Personality differences can be overcome by discovering each team member's personality type. Have each team member fill out a personality questionnaire that includes information at the end about how each personality type perceives information differently, communicates differently and interacts with others. The team should share the findings of the tests with one another and brainstorm about how they can all work together by understanding their individual strengths and weaknesses.
A skills-based team building session isn't a fun, ice-breaking activity. Instead, it involves workshops and seminars that teach specific skills on how to handle conflict that may erupt between different personalities, how to reach a consensus among different personalities, and even how to respond to criticism. Often, a professional facilitator leads the workshops. The sessions also include homework that includes implementing the skills taught in the workshop by assigning team members to work together to accomplish specific goals.
Creative exercises are more fun, laid-back sessions that allow team members with different personalities to understand one another better in a non-threatening atmosphere. One often-used method involves having each team member draw a personality tree. The root symbolizes the person's basic beliefs, the branches represent relationships and interests, the fruit on the tree symbolizes achievements and the buds are dreams and goals. The team members then meet together and each person shares his tree and explains what each item means to him.
An activity-based session is the more traditional type of team building activity. Participants with different personalities are forced to rely on one another in order to reach a goal. This can teach employees to learn to trust one another despite having different personalities.

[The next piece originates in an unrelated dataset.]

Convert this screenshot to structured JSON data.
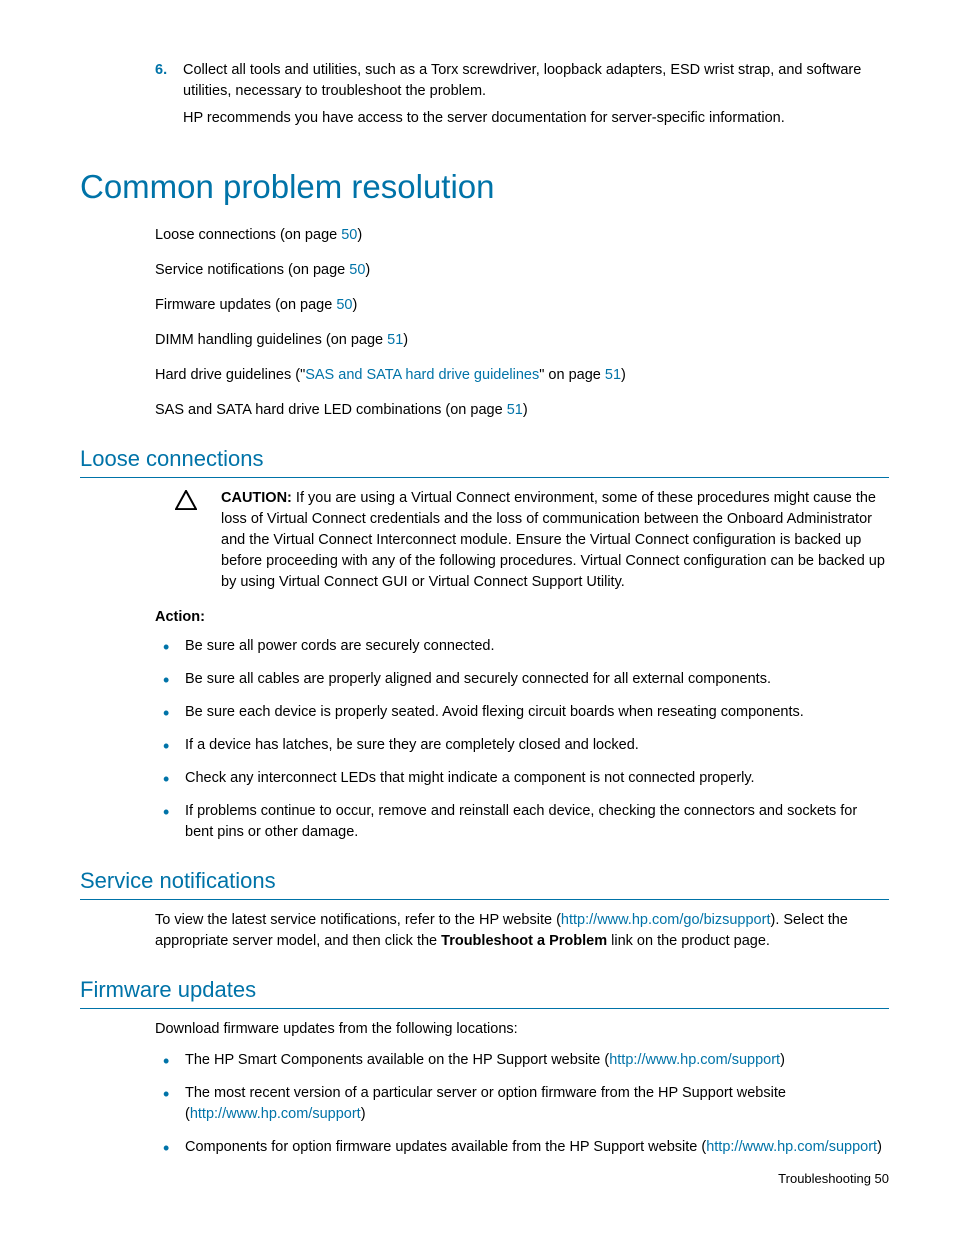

These activities usually take place outdoors and may involve exercises such as completing a ropes course or participating in a boot camp. A ropes course consists of different outdoor stations with group problem-solving challenges. The tasks are typically grouped in high and low categories, such as using a rope to climb a 35-foot tower or getting a group across a swinging balance beam.
With features published by media such as Business Week and Fox News, Stephanie Dube Dwilson is an accomplished writer with a law degree and a master's in science and technology journalism. She has written for law firms, public relations and marketing agencies, science and technology websites, and business magazines.